Thunderstorms broke the drought in parts of Hawke's Bay yesterday, despite record March temperatures for the region.
A rain gauge at Kahuranaki, south of Havelock North, recorded more than 30mm of rain after 4pm, yet just a short while earlier the temperature at Hawke's Bay Airport hit 32.9C - the highest March temperature known in Napier in at least 108 years.
The thunderstorms, which MetService meteorologist John Law said occurred in a band south of Cape Kidnappers to Southern Hawke's Bay, had not been predicted, although some rain similar to that of the weekend was forecast.
But the temperatures exceeding 30C signalled in MetService forecasts since early last week were surpassed, with the city temperatures hitting 32.7C in Napier and 32.6C in Hastings, with 31.2C being recorded in Gisborne.
Climate agency NIWA said the previous highest March temperature in the 40 years of the airport weather station was 32.3C on March 9, 1983.
Yesterday's maximum in Hastings was a record for its station since recordings were first taken there in 1981, the previous high having been 31.8C, also on March 9, 1983.
NIWA said that at Nelson Park in Napier, for which weather statistics dated back to 1905, the record March temperature had been 32.8C, on March 3, 1948.
Mr Law said the thunderstorms began occurring about 4pm and later Kahuranaki Station manager Paul Robinson checked the rain gauge for Hawke's Bay Today and reported 32mm - the first rain on the farm in more than two months.
It spilled from the gutters as he was crutching under cover, and he said: "It let fly for over an hour, and then it had 2 or 3 goes at it."
While the thunderstorm wasn't forecast (although some rain was expected), Mr Robinson wasn't surprised as the weather pattern unfolded during the day.
"It was on the cards: By Jesus it was hot," he said at the station where there had been little rain since September and where the drought was already in full swing when the Hawke's Bay dog trial season started there on January 31.
In Southern Hawke's Bay, Sam Morrah recorded 16mm in less than an hour at Ohineumeri, near Wallingford.

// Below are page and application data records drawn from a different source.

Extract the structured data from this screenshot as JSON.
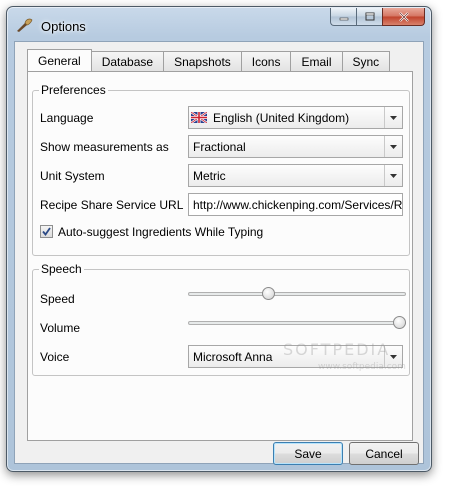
{
  "window": {
    "title": "Options",
    "icon": "app-icon",
    "caption_buttons": [
      "minimize-icon",
      "maximize-icon",
      "close-icon"
    ]
  },
  "tabs": [
    {
      "label": "General",
      "active": true
    },
    {
      "label": "Database",
      "active": false
    },
    {
      "label": "Snapshots",
      "active": false
    },
    {
      "label": "Icons",
      "active": false
    },
    {
      "label": "Email",
      "active": false
    },
    {
      "label": "Sync",
      "active": false
    }
  ],
  "preferences": {
    "legend": "Preferences",
    "language_label": "Language",
    "language_value": "English (United Kingdom)",
    "measurements_label": "Show measurements as",
    "measurements_value": "Fractional",
    "unit_label": "Unit System",
    "unit_value": "Metric",
    "url_label": "Recipe Share Service URL",
    "url_value": "http://www.chickenping.com/Services/RecipeShare",
    "autosuggest_label": "Auto-suggest Ingredients While Typing",
    "autosuggest_checked": true
  },
  "speech": {
    "legend": "Speech",
    "speed_label": "Speed",
    "speed_level": 0.36,
    "volume_label": "Volume",
    "volume_level": 1.0,
    "voice_label": "Voice",
    "voice_value": "Microsoft Anna"
  },
  "buttons": {
    "save": "Save",
    "cancel": "Cancel"
  },
  "watermark": {
    "big": "SOFTPEDIA",
    "small": "www.softpedia.com"
  },
  "colors": {
    "frame": "#b7cbe0",
    "close_button": "#c0412b",
    "default_button_border": "#3c7fb1"
  }
}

At Porangahau, farmers at a volunteer fire brigade gathering early last night said rain had fallen over most of the district, in and around the coastal township.
However, local fire chief John Galbraith commented that, despite the drought, his brigade had attended just one grass fire since January 1.
"I remember one drought where we went to six in one afternoon - we had hoses spread out all over the district," he said. "Everyone's being pretty careful this time."
Yesterday's rain wasn't enough to break the drought, but it was "a start", Mr Robinson said. He was looking forward to more rain today.